- **WHAT THE TASK ASKS**: Would you write out all of the entries below, exactly as they stand?

###

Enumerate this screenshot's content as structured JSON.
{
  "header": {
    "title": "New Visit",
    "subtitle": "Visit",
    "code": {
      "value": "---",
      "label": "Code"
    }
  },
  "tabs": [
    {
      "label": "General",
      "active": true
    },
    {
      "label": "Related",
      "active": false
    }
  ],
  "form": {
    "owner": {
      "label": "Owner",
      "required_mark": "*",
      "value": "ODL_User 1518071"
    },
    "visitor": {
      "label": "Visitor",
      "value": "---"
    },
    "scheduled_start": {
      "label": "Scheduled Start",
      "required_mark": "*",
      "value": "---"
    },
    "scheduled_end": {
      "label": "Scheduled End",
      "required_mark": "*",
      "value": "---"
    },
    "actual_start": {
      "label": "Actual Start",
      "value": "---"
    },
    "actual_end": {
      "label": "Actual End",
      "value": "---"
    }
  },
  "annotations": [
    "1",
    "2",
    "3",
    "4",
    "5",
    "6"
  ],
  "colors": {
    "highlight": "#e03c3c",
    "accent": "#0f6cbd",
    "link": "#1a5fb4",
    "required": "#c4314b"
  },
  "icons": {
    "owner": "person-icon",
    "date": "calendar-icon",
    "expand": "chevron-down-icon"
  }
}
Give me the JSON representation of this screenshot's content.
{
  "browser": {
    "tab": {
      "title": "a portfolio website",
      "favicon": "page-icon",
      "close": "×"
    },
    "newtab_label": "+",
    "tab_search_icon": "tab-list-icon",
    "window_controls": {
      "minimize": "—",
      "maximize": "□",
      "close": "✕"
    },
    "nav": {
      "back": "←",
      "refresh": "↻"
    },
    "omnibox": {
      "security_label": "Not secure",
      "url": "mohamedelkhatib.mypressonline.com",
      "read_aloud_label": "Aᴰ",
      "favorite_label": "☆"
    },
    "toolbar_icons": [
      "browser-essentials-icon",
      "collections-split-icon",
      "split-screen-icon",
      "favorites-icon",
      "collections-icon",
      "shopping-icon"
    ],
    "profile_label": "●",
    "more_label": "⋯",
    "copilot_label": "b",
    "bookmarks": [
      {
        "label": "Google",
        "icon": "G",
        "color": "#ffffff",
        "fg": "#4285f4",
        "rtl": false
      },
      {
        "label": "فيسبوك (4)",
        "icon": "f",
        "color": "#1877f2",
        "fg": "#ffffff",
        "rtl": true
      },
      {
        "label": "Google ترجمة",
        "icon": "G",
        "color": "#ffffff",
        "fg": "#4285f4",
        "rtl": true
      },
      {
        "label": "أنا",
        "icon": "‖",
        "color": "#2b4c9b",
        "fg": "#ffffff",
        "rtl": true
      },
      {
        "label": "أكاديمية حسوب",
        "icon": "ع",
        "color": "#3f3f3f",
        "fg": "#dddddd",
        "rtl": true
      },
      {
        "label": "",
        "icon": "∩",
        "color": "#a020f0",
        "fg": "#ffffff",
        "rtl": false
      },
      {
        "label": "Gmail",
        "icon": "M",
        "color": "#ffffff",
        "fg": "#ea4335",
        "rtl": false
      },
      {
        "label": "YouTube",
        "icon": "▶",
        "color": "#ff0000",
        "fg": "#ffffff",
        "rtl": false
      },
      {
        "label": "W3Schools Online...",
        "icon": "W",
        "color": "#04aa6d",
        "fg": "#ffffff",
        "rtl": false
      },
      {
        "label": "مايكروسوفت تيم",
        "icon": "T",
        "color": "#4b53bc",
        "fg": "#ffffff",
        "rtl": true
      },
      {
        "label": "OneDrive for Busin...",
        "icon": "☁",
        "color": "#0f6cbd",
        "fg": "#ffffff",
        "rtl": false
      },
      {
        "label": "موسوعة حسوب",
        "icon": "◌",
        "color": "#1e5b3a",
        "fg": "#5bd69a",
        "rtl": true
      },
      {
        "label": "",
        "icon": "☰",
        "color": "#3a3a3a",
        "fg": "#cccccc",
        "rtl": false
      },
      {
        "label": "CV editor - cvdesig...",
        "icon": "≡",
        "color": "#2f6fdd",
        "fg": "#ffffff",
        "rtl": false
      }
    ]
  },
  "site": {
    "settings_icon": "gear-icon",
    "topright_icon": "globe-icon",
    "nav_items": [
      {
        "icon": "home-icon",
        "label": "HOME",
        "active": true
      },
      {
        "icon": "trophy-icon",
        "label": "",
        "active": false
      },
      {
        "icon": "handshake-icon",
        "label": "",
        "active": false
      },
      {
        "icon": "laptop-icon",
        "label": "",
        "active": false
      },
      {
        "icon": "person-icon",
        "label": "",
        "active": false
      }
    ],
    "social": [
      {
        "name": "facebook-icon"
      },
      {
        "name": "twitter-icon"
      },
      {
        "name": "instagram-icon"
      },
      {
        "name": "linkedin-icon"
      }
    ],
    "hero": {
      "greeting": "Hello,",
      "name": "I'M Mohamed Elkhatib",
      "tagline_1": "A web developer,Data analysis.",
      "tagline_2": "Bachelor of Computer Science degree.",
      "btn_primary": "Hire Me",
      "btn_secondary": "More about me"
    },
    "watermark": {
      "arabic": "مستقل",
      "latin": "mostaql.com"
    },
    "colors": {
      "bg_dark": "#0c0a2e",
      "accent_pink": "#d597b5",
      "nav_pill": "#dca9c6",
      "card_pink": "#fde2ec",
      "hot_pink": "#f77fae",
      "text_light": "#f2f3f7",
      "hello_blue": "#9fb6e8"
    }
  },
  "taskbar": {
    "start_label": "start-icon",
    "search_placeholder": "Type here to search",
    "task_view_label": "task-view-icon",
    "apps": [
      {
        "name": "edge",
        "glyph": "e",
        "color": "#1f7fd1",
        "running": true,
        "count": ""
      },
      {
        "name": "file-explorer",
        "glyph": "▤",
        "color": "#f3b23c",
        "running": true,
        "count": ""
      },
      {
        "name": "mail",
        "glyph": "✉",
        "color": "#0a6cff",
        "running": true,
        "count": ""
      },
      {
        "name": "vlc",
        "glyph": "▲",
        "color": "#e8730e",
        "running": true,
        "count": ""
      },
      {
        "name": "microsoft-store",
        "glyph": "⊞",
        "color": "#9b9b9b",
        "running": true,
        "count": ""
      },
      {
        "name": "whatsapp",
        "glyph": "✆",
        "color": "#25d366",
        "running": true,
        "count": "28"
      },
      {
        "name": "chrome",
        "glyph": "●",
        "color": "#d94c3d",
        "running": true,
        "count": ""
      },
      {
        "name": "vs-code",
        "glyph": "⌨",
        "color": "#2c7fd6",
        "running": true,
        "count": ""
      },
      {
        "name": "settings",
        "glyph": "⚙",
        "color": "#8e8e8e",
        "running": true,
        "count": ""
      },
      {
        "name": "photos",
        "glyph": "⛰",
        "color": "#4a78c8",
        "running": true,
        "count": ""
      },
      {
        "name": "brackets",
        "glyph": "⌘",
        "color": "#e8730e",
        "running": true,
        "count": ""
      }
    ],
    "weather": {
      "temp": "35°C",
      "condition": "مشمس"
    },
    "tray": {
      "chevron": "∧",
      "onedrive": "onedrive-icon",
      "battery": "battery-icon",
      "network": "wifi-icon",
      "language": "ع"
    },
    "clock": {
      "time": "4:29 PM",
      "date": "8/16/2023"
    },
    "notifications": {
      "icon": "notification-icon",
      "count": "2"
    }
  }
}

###

- **RESULT**:
Enumerate this screenshot's content as structured JSON.
{
  "header": {
    "title": "New Visit",
    "subtitle": "Visit",
    "code": {
      "value": "---",
      "label": "Code"
    }
  },
  "tabs": [
    {
      "label": "General",
      "active": true
    },
    {
      "label": "Related",
      "active": false
    }
  ],
  "form": {
    "owner": {
      "label": "Owner",
      "required_mark": "*",
      "value": "ODL_User 1518071"
    },
    "visitor": {
      "label": "Visitor",
      "value": "---"
    },
    "scheduled_start": {
      "label": "Scheduled Start",
      "required_mark": "*",
      "value": "---"
    },
    "scheduled_end": {
      "label": "Scheduled End",
      "required_mark": "*",
      "value": "---"
    },
    "actual_start": {
      "label": "Actual Start",
      "value": "---"
    },
    "actual_end": {
      "label": "Actual End",
      "value": "---"
    }
  },
  "annotations": [
    "1",
    "2",
    "3",
    "4",
    "5",
    "6"
  ],
  "colors": {
    "highlight": "#e03c3c",
    "accent": "#0f6cbd",
    "link": "#1a5fb4",
    "required": "#c4314b"
  },
  "icons": {
    "owner": "person-icon",
    "date": "calendar-icon",
    "expand": "chevron-down-icon"
  }
}
Give me the JSON representation of this screenshot's content.
{
  "browser": {
    "tab": {
      "title": "a portfolio website",
      "favicon": "page-icon",
      "close": "×"
    },
    "newtab_label": "+",
    "tab_search_icon": "tab-list-icon",
    "window_controls": {
      "minimize": "—",
      "maximize": "□",
      "close": "✕"
    },
    "nav": {
      "back": "←",
      "refresh": "↻"
    },
    "omnibox": {
      "security_label": "Not secure",
      "url": "mohamedelkhatib.mypressonline.com",
      "read_aloud_label": "Aᴰ",
      "favorite_label": "☆"
    },
    "toolbar_icons": [
      "browser-essentials-icon",
      "collections-split-icon",
      "split-screen-icon",
      "favorites-icon",
      "collections-icon",
      "shopping-icon"
    ],
    "profile_label": "●",
    "more_label": "⋯",
    "copilot_label": "b",
    "bookmarks": [
      {
        "label": "Google",
        "icon": "G",
        "color": "#ffffff",
        "fg": "#4285f4",
        "rtl": false
      },
      {
        "label": "فيسبوك (4)",
        "icon": "f",
        "color": "#1877f2",
        "fg": "#ffffff",
        "rtl": true
      },
      {
        "label": "Google ترجمة",
        "icon": "G",
        "color": "#ffffff",
        "fg": "#4285f4",
        "rtl": true
      },
      {
        "label": "أنا",
        "icon": "‖",
        "color": "#2b4c9b",
        "fg": "#ffffff",
        "rtl": true
      },
      {
        "label": "أكاديمية حسوب",
        "icon": "ع",
        "color": "#3f3f3f",
        "fg": "#dddddd",
        "rtl": true
      },
      {
        "label": "",
        "icon": "∩",
        "color": "#a020f0",
        "fg": "#ffffff",
        "rtl": false
      },
      {
        "label": "Gmail",
        "icon": "M",
        "color": "#ffffff",
        "fg": "#ea4335",
        "rtl": false
      },
      {
        "label": "YouTube",
        "icon": "▶",
        "color": "#ff0000",
        "fg": "#ffffff",
        "rtl": false
      },
      {
        "label": "W3Schools Online...",
        "icon": "W",
        "color": "#04aa6d",
        "fg": "#ffffff",
        "rtl": false
      },
      {
        "label": "مايكروسوفت تيم",
        "icon": "T",
        "color": "#4b53bc",
        "fg": "#ffffff",
        "rtl": true
      },
      {
        "label": "OneDrive for Busin...",
        "icon": "☁",
        "color": "#0f6cbd",
        "fg": "#ffffff",
        "rtl": false
      },
      {
        "label": "موسوعة حسوب",
        "icon": "◌",
        "color": "#1e5b3a",
        "fg": "#5bd69a",
        "rtl": true
      },
      {
        "label": "",
        "icon": "☰",
        "color": "#3a3a3a",
        "fg": "#cccccc",
        "rtl": false
      },
      {
        "label": "CV editor - cvdesig...",
        "icon": "≡",
        "color": "#2f6fdd",
        "fg": "#ffffff",
        "rtl": false
      }
    ]
  },
  "site": {
    "settings_icon": "gear-icon",
    "topright_icon": "globe-icon",
    "nav_items": [
      {
        "icon": "home-icon",
        "label": "HOME",
        "active": true
      },
      {
        "icon": "trophy-icon",
        "label": "",
        "active": false
      },
      {
        "icon": "handshake-icon",
        "label": "",
        "active": false
      },
      {
        "icon": "laptop-icon",
        "label": "",
        "active": false
      },
      {
        "icon": "person-icon",
        "label": "",
        "active": false
      }
    ],
    "social": [
      {
        "name": "facebook-icon"
      },
      {
        "name": "twitter-icon"
      },
      {
        "name": "instagram-icon"
      },
      {
        "name": "linkedin-icon"
      }
    ],
    "hero": {
      "greeting": "Hello,",
      "name": "I'M Mohamed Elkhatib",
      "tagline_1": "A web developer,Data analysis.",
      "tagline_2": "Bachelor of Computer Science degree.",
      "btn_primary": "Hire Me",
      "btn_secondary": "More about me"
    },
    "watermark": {
      "arabic": "مستقل",
      "latin": "mostaql.com"
    },
    "colors": {
      "bg_dark": "#0c0a2e",
      "accent_pink": "#d597b5",
      "nav_pill": "#dca9c6",
      "card_pink": "#fde2ec",
      "hot_pink": "#f77fae",
      "text_light": "#f2f3f7",
      "hello_blue": "#9fb6e8"
    }
  },
  "taskbar": {
    "start_label": "start-icon",
    "search_placeholder": "Type here to search",
    "task_view_label": "task-view-icon",
    "apps": [
      {
        "name": "edge",
        "glyph": "e",
        "color": "#1f7fd1",
        "running": true,
        "count": ""
      },
      {
        "name": "file-explorer",
        "glyph": "▤",
        "color": "#f3b23c",
        "running": true,
        "count": ""
      },
      {
        "name": "mail",
        "glyph": "✉",
        "color": "#0a6cff",
        "running": true,
        "count": ""
      },
      {
        "name": "vlc",
        "glyph": "▲",
        "color": "#e8730e",
        "running": true,
        "count": ""
      },
      {
        "name": "microsoft-store",
        "glyph": "⊞",
        "color": "#9b9b9b",
        "running": true,
        "count": ""
      },
      {
        "name": "whatsapp",
        "glyph": "✆",
        "color": "#25d366",
        "running": true,
        "count": "28"
      },
      {
        "name": "chrome",
        "glyph": "●",
        "color": "#d94c3d",
        "running": true,
        "count": ""
      },
      {
        "name": "vs-code",
        "glyph": "⌨",
        "color": "#2c7fd6",
        "running": true,
        "count": ""
      },
      {
        "name": "settings",
        "glyph": "⚙",
        "color": "#8e8e8e",
        "running": true,
        "count": ""
      },
      {
        "name": "photos",
        "glyph": "⛰",
        "color": "#4a78c8",
        "running": true,
        "count": ""
      },
      {
        "name": "brackets",
        "glyph": "⌘",
        "color": "#e8730e",
        "running": true,
        "count": ""
      }
    ],
    "weather": {
      "temp": "35°C",
      "condition": "مشمس"
    },
    "tray": {
      "chevron": "∧",
      "onedrive": "onedrive-icon",
      "battery": "battery-icon",
      "network": "wifi-icon",
      "language": "ع"
    },
    "clock": {
      "time": "4:29 PM",
      "date": "8/16/2023"
    },
    "notifications": {
      "icon": "notification-icon",
      "count": "2"
    }
  }
}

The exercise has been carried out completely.